Richard Jenkins, 18, has faced his fair share of challenges in his young life. The teen has been homeless and spent time living in shelters from fourth grade until sixth grade. Always dedicated to his studies, Jenkins was teased by his classmates for being a bookworm and was even derisively called “Harvard” by his classmates. He also suffered chronic migraines.
Although he’s an accomplished student, Jenkins doubted whether he would be admitted to Harvard University. He was thrilled when he learned that not only was he accepted, but thanks to university’s policy of paying 100 percent of tuition for students from households that earn less than $65,000, he also qualified for a free ride.
The young scholar had crucial support along the way. Since eighth grade, Jenkins has been a member of Mighty Writers, a nonprofit program in Philadelphia that helps inner-city students hone their writing skills via free classes. The organization shared their congratulations to Jenkins on Twitter:
Richard "Tre" Jenkins came to MW West back five years ago as an 8th-grader. Reports Khalia Robinson, his program director at MW West: "Tre just stopped by to let us know he's scored a full-ride to Harvard." #Mighty #WestPhiladelphia #Harvard pic.twitter.com/qTM8eKN7dK
— Mighty Writers (@MightyWriters) May 10, 2018
Jenkins is graduating this year as the valedictorian of his class at Girard College, a full-scholarship boarding school in Philadelphia for students from low-income families.
Given her son’s perseverance and consistent record of high achievement, his mother, Quiana McLaughlin, was always sure he’d be admitted to Harvard.
“I was not surprised,” McLaughlin told The Philadelphia Inquirer.
Jenkins explained that the adversity he faced growing up is what inspired him to focus on academics as a way to better his life, as well as that of his mother and two brothers.
“That was what triggered me that I needed to chase something,” Jenkins told CNN. “No matter what, I can’t allow myself to go through that anymore. I can’t allow my brothers or my mother to go through that when they’re older.”

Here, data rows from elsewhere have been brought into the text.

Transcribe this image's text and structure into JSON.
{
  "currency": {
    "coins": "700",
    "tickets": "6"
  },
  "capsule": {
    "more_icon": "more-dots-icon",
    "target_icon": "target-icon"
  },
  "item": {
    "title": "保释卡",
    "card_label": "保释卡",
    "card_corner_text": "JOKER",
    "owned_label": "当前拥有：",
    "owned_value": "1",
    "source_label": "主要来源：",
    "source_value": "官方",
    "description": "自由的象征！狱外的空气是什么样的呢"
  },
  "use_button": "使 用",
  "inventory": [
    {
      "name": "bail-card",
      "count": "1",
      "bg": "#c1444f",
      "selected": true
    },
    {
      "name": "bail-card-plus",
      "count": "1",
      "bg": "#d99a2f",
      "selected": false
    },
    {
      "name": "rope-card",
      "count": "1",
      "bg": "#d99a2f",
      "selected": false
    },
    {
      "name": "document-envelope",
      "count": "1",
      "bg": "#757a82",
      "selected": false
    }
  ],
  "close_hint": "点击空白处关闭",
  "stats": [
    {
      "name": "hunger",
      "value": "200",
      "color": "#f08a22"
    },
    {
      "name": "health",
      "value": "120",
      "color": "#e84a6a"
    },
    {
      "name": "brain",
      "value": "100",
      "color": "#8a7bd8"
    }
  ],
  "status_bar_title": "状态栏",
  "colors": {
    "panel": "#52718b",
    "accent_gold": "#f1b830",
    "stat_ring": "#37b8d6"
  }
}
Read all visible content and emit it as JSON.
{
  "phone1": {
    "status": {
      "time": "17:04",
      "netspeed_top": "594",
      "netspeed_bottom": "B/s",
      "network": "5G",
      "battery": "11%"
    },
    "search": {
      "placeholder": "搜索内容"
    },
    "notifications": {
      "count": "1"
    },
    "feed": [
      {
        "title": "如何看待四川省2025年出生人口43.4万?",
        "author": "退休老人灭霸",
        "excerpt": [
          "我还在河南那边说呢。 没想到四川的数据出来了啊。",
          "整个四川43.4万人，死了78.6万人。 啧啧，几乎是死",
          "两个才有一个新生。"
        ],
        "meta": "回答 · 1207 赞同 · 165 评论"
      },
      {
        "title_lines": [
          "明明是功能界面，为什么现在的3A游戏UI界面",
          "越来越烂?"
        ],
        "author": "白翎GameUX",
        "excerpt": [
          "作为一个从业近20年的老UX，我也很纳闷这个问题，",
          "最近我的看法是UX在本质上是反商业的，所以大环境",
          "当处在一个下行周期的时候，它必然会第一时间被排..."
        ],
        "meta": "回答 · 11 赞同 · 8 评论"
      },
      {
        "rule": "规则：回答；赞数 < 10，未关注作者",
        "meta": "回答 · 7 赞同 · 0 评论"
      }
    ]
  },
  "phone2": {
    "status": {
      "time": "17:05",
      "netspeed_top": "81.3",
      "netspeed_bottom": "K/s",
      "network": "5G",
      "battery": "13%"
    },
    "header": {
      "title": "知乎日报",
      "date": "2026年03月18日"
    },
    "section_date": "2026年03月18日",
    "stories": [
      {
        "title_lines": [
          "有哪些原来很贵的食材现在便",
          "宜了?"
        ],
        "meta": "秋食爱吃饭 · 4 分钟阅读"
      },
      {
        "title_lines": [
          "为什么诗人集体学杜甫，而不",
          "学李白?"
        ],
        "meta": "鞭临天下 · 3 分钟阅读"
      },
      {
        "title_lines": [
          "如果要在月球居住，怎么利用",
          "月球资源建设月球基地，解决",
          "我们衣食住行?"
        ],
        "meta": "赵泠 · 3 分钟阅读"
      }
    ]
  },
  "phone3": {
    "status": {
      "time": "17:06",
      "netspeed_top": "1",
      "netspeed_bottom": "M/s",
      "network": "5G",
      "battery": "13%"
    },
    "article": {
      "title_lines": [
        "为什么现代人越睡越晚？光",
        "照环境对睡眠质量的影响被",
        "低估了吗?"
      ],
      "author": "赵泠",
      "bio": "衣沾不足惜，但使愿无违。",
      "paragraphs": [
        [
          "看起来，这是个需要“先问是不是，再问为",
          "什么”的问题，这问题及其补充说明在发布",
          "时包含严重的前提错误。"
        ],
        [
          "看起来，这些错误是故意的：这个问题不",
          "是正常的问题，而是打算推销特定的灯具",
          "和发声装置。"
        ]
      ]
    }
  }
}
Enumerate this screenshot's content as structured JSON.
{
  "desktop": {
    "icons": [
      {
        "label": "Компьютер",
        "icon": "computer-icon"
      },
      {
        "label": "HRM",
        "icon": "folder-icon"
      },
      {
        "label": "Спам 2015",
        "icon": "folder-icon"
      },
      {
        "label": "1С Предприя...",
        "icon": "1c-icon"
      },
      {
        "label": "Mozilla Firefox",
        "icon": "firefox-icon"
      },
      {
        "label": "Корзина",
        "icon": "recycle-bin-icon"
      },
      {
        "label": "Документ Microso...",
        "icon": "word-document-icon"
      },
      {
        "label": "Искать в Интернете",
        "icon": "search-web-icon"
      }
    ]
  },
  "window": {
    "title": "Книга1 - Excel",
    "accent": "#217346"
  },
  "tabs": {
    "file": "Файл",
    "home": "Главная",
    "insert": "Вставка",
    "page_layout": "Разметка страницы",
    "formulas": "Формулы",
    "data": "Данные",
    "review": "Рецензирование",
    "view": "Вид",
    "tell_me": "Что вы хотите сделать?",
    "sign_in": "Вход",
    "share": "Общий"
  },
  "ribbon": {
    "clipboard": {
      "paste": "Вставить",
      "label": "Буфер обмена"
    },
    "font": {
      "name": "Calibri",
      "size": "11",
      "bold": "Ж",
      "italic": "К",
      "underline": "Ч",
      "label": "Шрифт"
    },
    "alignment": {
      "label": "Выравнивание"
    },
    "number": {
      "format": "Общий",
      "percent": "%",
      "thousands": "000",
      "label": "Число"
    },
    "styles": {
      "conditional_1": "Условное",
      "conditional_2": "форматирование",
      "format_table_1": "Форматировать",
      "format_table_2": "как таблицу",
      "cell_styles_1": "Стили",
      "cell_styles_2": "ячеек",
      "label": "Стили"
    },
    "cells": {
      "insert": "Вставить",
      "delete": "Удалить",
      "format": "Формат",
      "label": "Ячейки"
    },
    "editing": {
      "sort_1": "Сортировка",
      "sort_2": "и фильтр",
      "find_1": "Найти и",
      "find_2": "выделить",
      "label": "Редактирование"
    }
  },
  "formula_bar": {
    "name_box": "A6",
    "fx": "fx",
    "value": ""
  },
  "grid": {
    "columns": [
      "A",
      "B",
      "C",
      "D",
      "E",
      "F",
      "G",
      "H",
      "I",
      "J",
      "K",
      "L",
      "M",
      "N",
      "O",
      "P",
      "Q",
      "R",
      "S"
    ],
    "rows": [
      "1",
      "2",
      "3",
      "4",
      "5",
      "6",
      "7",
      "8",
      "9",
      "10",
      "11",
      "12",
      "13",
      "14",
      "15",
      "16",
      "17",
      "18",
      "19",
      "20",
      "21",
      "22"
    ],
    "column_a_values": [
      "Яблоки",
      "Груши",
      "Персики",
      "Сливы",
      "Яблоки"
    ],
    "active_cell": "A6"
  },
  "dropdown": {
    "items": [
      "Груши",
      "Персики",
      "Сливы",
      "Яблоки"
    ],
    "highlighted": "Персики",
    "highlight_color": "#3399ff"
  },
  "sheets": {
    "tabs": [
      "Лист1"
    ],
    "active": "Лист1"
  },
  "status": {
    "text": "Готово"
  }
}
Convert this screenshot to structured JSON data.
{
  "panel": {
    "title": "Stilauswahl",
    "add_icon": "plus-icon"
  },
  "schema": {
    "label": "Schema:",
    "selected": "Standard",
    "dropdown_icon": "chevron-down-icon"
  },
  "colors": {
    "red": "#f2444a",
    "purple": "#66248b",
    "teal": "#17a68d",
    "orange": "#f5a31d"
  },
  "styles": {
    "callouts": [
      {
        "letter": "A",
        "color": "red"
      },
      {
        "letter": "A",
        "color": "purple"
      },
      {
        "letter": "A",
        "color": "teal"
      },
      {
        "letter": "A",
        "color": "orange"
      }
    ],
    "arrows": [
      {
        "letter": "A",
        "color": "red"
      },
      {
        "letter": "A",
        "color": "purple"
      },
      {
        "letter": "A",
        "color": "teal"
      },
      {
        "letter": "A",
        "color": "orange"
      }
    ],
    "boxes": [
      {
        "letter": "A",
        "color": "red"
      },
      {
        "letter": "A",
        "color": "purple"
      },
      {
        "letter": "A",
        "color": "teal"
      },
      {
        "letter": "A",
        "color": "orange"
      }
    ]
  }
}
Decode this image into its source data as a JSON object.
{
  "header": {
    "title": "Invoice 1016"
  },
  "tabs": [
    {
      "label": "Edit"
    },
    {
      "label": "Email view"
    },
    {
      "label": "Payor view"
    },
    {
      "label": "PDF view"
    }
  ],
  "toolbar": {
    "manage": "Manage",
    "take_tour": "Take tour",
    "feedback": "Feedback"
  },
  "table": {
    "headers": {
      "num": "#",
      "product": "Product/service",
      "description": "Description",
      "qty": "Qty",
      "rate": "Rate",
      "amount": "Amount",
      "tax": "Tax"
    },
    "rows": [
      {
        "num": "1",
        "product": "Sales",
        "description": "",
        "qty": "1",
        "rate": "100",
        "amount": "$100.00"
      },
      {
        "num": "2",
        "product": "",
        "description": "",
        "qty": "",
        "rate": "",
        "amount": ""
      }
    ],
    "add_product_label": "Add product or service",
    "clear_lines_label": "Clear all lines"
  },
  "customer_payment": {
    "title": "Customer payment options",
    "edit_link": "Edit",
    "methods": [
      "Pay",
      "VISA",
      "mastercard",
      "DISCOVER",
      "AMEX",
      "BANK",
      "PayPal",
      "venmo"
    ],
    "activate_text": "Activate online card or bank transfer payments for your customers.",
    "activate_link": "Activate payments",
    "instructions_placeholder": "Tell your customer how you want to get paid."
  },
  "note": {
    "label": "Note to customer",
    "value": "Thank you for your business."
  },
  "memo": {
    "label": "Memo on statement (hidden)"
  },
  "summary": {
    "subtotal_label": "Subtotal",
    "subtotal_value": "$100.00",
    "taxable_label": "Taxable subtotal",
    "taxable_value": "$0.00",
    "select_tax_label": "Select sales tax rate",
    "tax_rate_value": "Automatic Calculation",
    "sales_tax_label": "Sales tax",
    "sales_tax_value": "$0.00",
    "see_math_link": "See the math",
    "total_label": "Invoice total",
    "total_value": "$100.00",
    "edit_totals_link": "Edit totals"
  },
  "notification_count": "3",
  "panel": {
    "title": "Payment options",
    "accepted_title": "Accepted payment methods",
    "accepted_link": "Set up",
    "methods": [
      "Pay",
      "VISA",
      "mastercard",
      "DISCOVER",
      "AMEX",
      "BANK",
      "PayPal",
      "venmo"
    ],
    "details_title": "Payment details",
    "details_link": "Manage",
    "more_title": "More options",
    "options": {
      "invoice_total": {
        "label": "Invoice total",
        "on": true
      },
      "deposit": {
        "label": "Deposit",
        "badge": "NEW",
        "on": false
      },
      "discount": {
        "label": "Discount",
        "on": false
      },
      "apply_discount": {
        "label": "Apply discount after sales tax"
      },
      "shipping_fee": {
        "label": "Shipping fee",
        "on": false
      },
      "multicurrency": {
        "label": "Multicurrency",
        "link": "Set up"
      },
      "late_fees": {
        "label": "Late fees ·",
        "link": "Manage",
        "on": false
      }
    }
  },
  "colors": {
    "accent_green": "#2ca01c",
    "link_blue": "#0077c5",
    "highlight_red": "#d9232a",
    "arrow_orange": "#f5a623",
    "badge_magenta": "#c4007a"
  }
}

In addition to earning top grades, Jenkins also had a busy extracurricular schedule throughout high school, including basketball, the mock trial team and the World Affairs Council. He was also the founding member of the Makerspace Club, in which students use 3D printers, sewing machines and other DIY equipment to express their creativity.
He plans to study computer science and focus on artificial intelligence when he starts at Harvard this fall. He hopes to one day create an intuitive virtual assistant.
To help support Jenkins at Harvard, his godfather started a GoFundMe to help with expenses while at college. You can donate to it here.
Congratulations, Richard Jenkins! All your hard work paid off!